▸ Directions for this task:
All of the lines below need to be copied exactly, apart from the pictures.

Dataset rows for apps and sites
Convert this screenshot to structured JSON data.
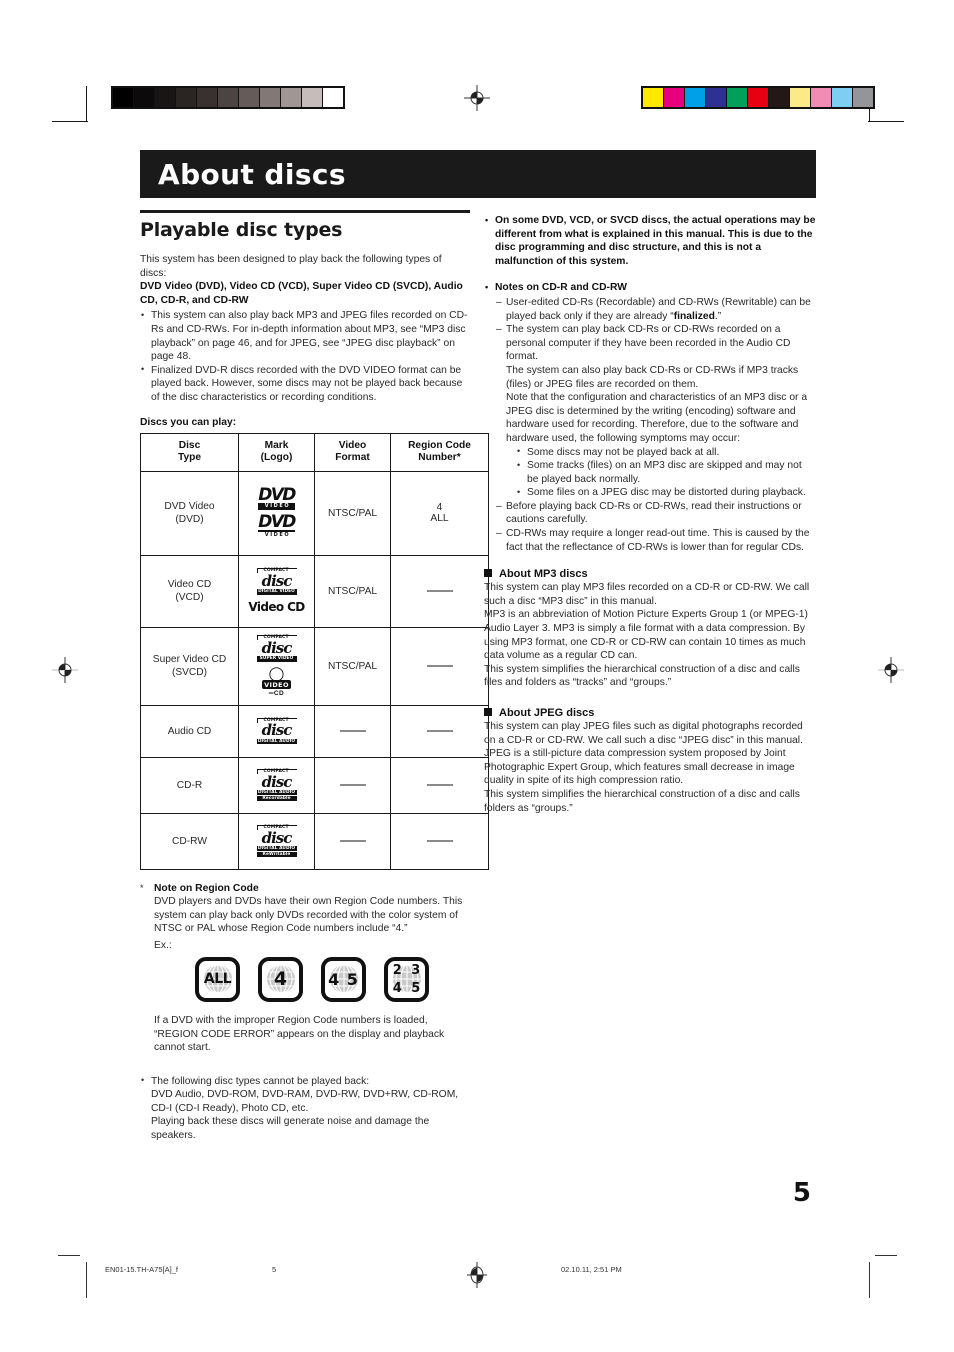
{
  "print_marks": {
    "gray_wedge": [
      "#000000",
      "#0c0a0a",
      "#191514",
      "#2a2422",
      "#383130",
      "#4c4442",
      "#655c59",
      "#827876",
      "#a09794",
      "#c6bdba",
      "#ffffff"
    ],
    "color_bars": [
      "#ffe800",
      "#e6007e",
      "#00a0e9",
      "#2e3192",
      "#00a05a",
      "#e60012",
      "#231815",
      "#fbe98a",
      "#f28cb4",
      "#7ecef4",
      "#939598"
    ],
    "registration_icon": "registration-crosshair-icon"
  },
  "banner": {
    "title": "About discs"
  },
  "left": {
    "section_title": "Playable disc types",
    "intro": "This system has been designed to play back the following types of discs:",
    "intro_bold": "DVD Video (DVD), Video CD (VCD), Super Video CD (SVCD), Audio CD, CD-R, and CD-RW",
    "bullets": [
      "This system can also play back MP3 and JPEG files recorded on CD-Rs and CD-RWs. For in-depth information about MP3, see “MP3 disc playback” on page 46, and for JPEG, see “JPEG disc playback” on page 48.",
      "Finalized DVD-R discs recorded with the DVD VIDEO format can be played back. However, some discs may not be played back because of the disc characteristics or recording conditions."
    ],
    "table_label": "Discs you can play:",
    "table": {
      "headers": [
        "Disc\nType",
        "Mark\n(Logo)",
        "Video\nFormat",
        "Region Code\nNumber*"
      ],
      "header_lines": [
        [
          "Disc",
          "Type"
        ],
        [
          "Mark",
          "(Logo)"
        ],
        [
          "Video",
          "Format"
        ],
        [
          "Region Code",
          "Number*"
        ]
      ],
      "rows": [
        {
          "type_lines": [
            "DVD Video",
            "(DVD)"
          ],
          "logos": [
            "dvd-video-logo",
            "dvd-video-logo-alt"
          ],
          "video_format": "NTSC/PAL",
          "region_lines": [
            "4",
            "ALL"
          ]
        },
        {
          "type_lines": [
            "Video CD",
            "(VCD)"
          ],
          "logos": [
            "compact-disc-digital-video-logo",
            "video-cd-wordmark-logo"
          ],
          "video_format": "NTSC/PAL",
          "region_lines": [
            "—"
          ]
        },
        {
          "type_lines": [
            "Super Video CD",
            "(SVCD)"
          ],
          "logos": [
            "compact-disc-super-video-logo",
            "svcd-video-cd-logo"
          ],
          "video_format": "NTSC/PAL",
          "region_lines": [
            "—"
          ]
        },
        {
          "type_lines": [
            "Audio CD"
          ],
          "logos": [
            "compact-disc-digital-audio-logo"
          ],
          "video_format": "—",
          "region_lines": [
            "—"
          ]
        },
        {
          "type_lines": [
            "CD-R"
          ],
          "logos": [
            "compact-disc-recordable-logo"
          ],
          "video_format": "—",
          "region_lines": [
            "—"
          ]
        },
        {
          "type_lines": [
            "CD-RW"
          ],
          "logos": [
            "compact-disc-rewritable-logo"
          ],
          "video_format": "—",
          "region_lines": [
            "—"
          ]
        }
      ]
    },
    "note_marker": "*",
    "note_title": "Note on Region Code",
    "note_body": "DVD players and DVDs have their own Region Code numbers. This system can play back only DVDs recorded with the color system of NTSC or PAL whose Region Code numbers include “4.”",
    "ex_label": "Ex.:",
    "region_badges": [
      {
        "name": "region-code-all-badge",
        "kind": "text",
        "value": "ALL"
      },
      {
        "name": "region-code-4-badge",
        "kind": "text",
        "value": "4"
      },
      {
        "name": "region-code-45-badge",
        "kind": "text",
        "value": "4 5"
      },
      {
        "name": "region-code-2345-badge",
        "kind": "quad",
        "values": [
          "2",
          "3",
          "4",
          "5"
        ]
      }
    ],
    "note_after": "If a DVD with the improper Region Code numbers is loaded, “REGION CODE ERROR” appears on the display and playback cannot start.",
    "cannot_play": [
      "The following disc types cannot be played back:",
      "DVD Audio, DVD-ROM, DVD-RAM, DVD-RW, DVD+RW, CD-ROM, CD-I (CD-I Ready), Photo CD, etc.",
      "Playing back these discs will generate noise and damage the speakers."
    ]
  },
  "right": {
    "bullet_bold": "On some DVD, VCD, or SVCD discs, the actual operations may be different from what is explained in this manual. This is due to the disc programming and disc structure, and this is not a malfunction of this system.",
    "notes_heading": "Notes on CD-R and CD-RW",
    "note1_pre": "User-edited CD-Rs (Recordable) and CD-RWs (Rewritable) can be played back only if they are already “",
    "note1_bold": "finalized",
    "note1_post": ".”",
    "note2": "The system can play back CD-Rs or CD-RWs recorded on a personal computer if they have been recorded in the Audio CD format.",
    "note2_cont1": "The system can also play back CD-Rs or CD-RWs if MP3 tracks (files) or JPEG files are recorded on them.",
    "note2_cont2": "Note that the configuration and characteristics of an MP3 disc or a JPEG disc is determined by the writing (encoding) software and hardware used for recording. Therefore, due to the software and hardware used, the following symptoms may occur:",
    "symptoms": [
      "Some discs may not be played back at all.",
      "Some tracks (files) on an MP3 disc are skipped and may not be played back normally.",
      "Some files on a JPEG disc may be distorted during playback."
    ],
    "note3": "Before playing back CD-Rs or CD-RWs, read their instructions or cautions carefully.",
    "note4": "CD-RWs may require a longer read-out time. This is caused by the fact that the reflectance of CD-RWs is lower than for regular CDs.",
    "mp3_heading": "About MP3 discs",
    "mp3_para1": "This system can play MP3 files recorded on a CD-R or CD-RW. We call such a disc “MP3 disc” in this manual.",
    "mp3_para2": "MP3 is an abbreviation of Motion Picture Experts Group 1 (or MPEG-1) Audio Layer 3. MP3 is simply a file format with a data compression. By using MP3 format, one CD-R or CD-RW can contain 10 times as much data volume as a regular CD can.",
    "mp3_para3": "This system simplifies the hierarchical construction of a disc and calls files and folders as “tracks” and “groups.”",
    "jpeg_heading": "About JPEG discs",
    "jpeg_para1": "This system can play JPEG files such as digital photographs recorded on a CD-R or CD-RW. We call such a disc “JPEG disc” in this manual.",
    "jpeg_para2": "JPEG is a still-picture data compression system proposed by Joint Photographic Expert Group, which features small decrease in image quality in spite of its high compression ratio.",
    "jpeg_para3": "This system simplifies the hierarchical construction of a disc and calls folders as “groups.”"
  },
  "page_number": "5",
  "footer": {
    "file_name": "EN01-15.TH-A75[A]_f",
    "page": "5",
    "timestamp": "02.10.11, 2:51 PM"
  }
}
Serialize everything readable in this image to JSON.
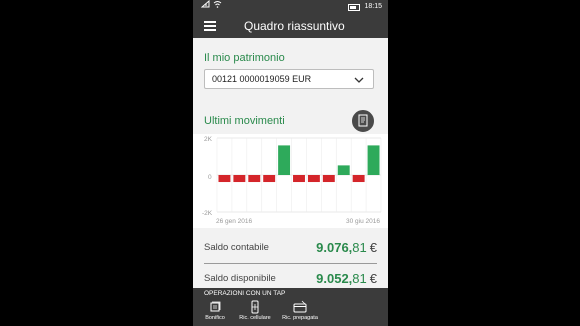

▸ Output for this exercise:
Convert this screenshot to structured JSON data.
{
  "print_marks": {
    "gray_wedge": [
      "#000000",
      "#0c0a0a",
      "#191514",
      "#2a2422",
      "#383130",
      "#4c4442",
      "#655c59",
      "#827876",
      "#a09794",
      "#c6bdba",
      "#ffffff"
    ],
    "color_bars": [
      "#ffe800",
      "#e6007e",
      "#00a0e9",
      "#2e3192",
      "#00a05a",
      "#e60012",
      "#231815",
      "#fbe98a",
      "#f28cb4",
      "#7ecef4",
      "#939598"
    ],
    "registration_icon": "registration-crosshair-icon"
  },
  "banner": {
    "title": "About discs"
  },
  "left": {
    "section_title": "Playable disc types",
    "intro": "This system has been designed to play back the following types of discs:",
    "intro_bold": "DVD Video (DVD), Video CD (VCD), Super Video CD (SVCD), Audio CD, CD-R, and CD-RW",
    "bullets": [
      "This system can also play back MP3 and JPEG files recorded on CD-Rs and CD-RWs. For in-depth information about MP3, see “MP3 disc playback” on page 46, and for JPEG, see “JPEG disc playback” on page 48.",
      "Finalized DVD-R discs recorded with the DVD VIDEO format can be played back. However, some discs may not be played back because of the disc characteristics or recording conditions."
    ],
    "table_label": "Discs you can play:",
    "table": {
      "headers": [
        "Disc\nType",
        "Mark\n(Logo)",
        "Video\nFormat",
        "Region Code\nNumber*"
      ],
      "header_lines": [
        [
          "Disc",
          "Type"
        ],
        [
          "Mark",
          "(Logo)"
        ],
        [
          "Video",
          "Format"
        ],
        [
          "Region Code",
          "Number*"
        ]
      ],
      "rows": [
        {
          "type_lines": [
            "DVD Video",
            "(DVD)"
          ],
          "logos": [
            "dvd-video-logo",
            "dvd-video-logo-alt"
          ],
          "video_format": "NTSC/PAL",
          "region_lines": [
            "4",
            "ALL"
          ]
        },
        {
          "type_lines": [
            "Video CD",
            "(VCD)"
          ],
          "logos": [
            "compact-disc-digital-video-logo",
            "video-cd-wordmark-logo"
          ],
          "video_format": "NTSC/PAL",
          "region_lines": [
            "—"
          ]
        },
        {
          "type_lines": [
            "Super Video CD",
            "(SVCD)"
          ],
          "logos": [
            "compact-disc-super-video-logo",
            "svcd-video-cd-logo"
          ],
          "video_format": "NTSC/PAL",
          "region_lines": [
            "—"
          ]
        },
        {
          "type_lines": [
            "Audio CD"
          ],
          "logos": [
            "compact-disc-digital-audio-logo"
          ],
          "video_format": "—",
          "region_lines": [
            "—"
          ]
        },
        {
          "type_lines": [
            "CD-R"
          ],
          "logos": [
            "compact-disc-recordable-logo"
          ],
          "video_format": "—",
          "region_lines": [
            "—"
          ]
        },
        {
          "type_lines": [
            "CD-RW"
          ],
          "logos": [
            "compact-disc-rewritable-logo"
          ],
          "video_format": "—",
          "region_lines": [
            "—"
          ]
        }
      ]
    },
    "note_marker": "*",
    "note_title": "Note on Region Code",
    "note_body": "DVD players and DVDs have their own Region Code numbers. This system can play back only DVDs recorded with the color system of NTSC or PAL whose Region Code numbers include “4.”",
    "ex_label": "Ex.:",
    "region_badges": [
      {
        "name": "region-code-all-badge",
        "kind": "text",
        "value": "ALL"
      },
      {
        "name": "region-code-4-badge",
        "kind": "text",
        "value": "4"
      },
      {
        "name": "region-code-45-badge",
        "kind": "text",
        "value": "4 5"
      },
      {
        "name": "region-code-2345-badge",
        "kind": "quad",
        "values": [
          "2",
          "3",
          "4",
          "5"
        ]
      }
    ],
    "note_after": "If a DVD with the improper Region Code numbers is loaded, “REGION CODE ERROR” appears on the display and playback cannot start.",
    "cannot_play": [
      "The following disc types cannot be played back:",
      "DVD Audio, DVD-ROM, DVD-RAM, DVD-RW, DVD+RW, CD-ROM, CD-I (CD-I Ready), Photo CD, etc.",
      "Playing back these discs will generate noise and damage the speakers."
    ]
  },
  "right": {
    "bullet_bold": "On some DVD, VCD, or SVCD discs, the actual operations may be different from what is explained in this manual. This is due to the disc programming and disc structure, and this is not a malfunction of this system.",
    "notes_heading": "Notes on CD-R and CD-RW",
    "note1_pre": "User-edited CD-Rs (Recordable) and CD-RWs (Rewritable) can be played back only if they are already “",
    "note1_bold": "finalized",
    "note1_post": ".”",
    "note2": "The system can play back CD-Rs or CD-RWs recorded on a personal computer if they have been recorded in the Audio CD format.",
    "note2_cont1": "The system can also play back CD-Rs or CD-RWs if MP3 tracks (files) or JPEG files are recorded on them.",
    "note2_cont2": "Note that the configuration and characteristics of an MP3 disc or a JPEG disc is determined by the writing (encoding) software and hardware used for recording. Therefore, due to the software and hardware used, the following symptoms may occur:",
    "symptoms": [
      "Some discs may not be played back at all.",
      "Some tracks (files) on an MP3 disc are skipped and may not be played back normally.",
      "Some files on a JPEG disc may be distorted during playback."
    ],
    "note3": "Before playing back CD-Rs or CD-RWs, read their instructions or cautions carefully.",
    "note4": "CD-RWs may require a longer read-out time. This is caused by the fact that the reflectance of CD-RWs is lower than for regular CDs.",
    "mp3_heading": "About MP3 discs",
    "mp3_para1": "This system can play MP3 files recorded on a CD-R or CD-RW. We call such a disc “MP3 disc” in this manual.",
    "mp3_para2": "MP3 is an abbreviation of Motion Picture Experts Group 1 (or MPEG-1) Audio Layer 3. MP3 is simply a file format with a data compression. By using MP3 format, one CD-R or CD-RW can contain 10 times as much data volume as a regular CD can.",
    "mp3_para3": "This system simplifies the hierarchical construction of a disc and calls files and folders as “tracks” and “groups.”",
    "jpeg_heading": "About JPEG discs",
    "jpeg_para1": "This system can play JPEG files such as digital photographs recorded on a CD-R or CD-RW. We call such a disc “JPEG disc” in this manual.",
    "jpeg_para2": "JPEG is a still-picture data compression system proposed by Joint Photographic Expert Group, which features small decrease in image quality in spite of its high compression ratio.",
    "jpeg_para3": "This system simplifies the hierarchical construction of a disc and calls folders as “groups.”"
  },
  "page_number": "5",
  "footer": {
    "file_name": "EN01-15.TH-A75[A]_f",
    "page": "5",
    "timestamp": "02.10.11, 2:51 PM"
  }
}
Serialize everything readable in this image to JSON.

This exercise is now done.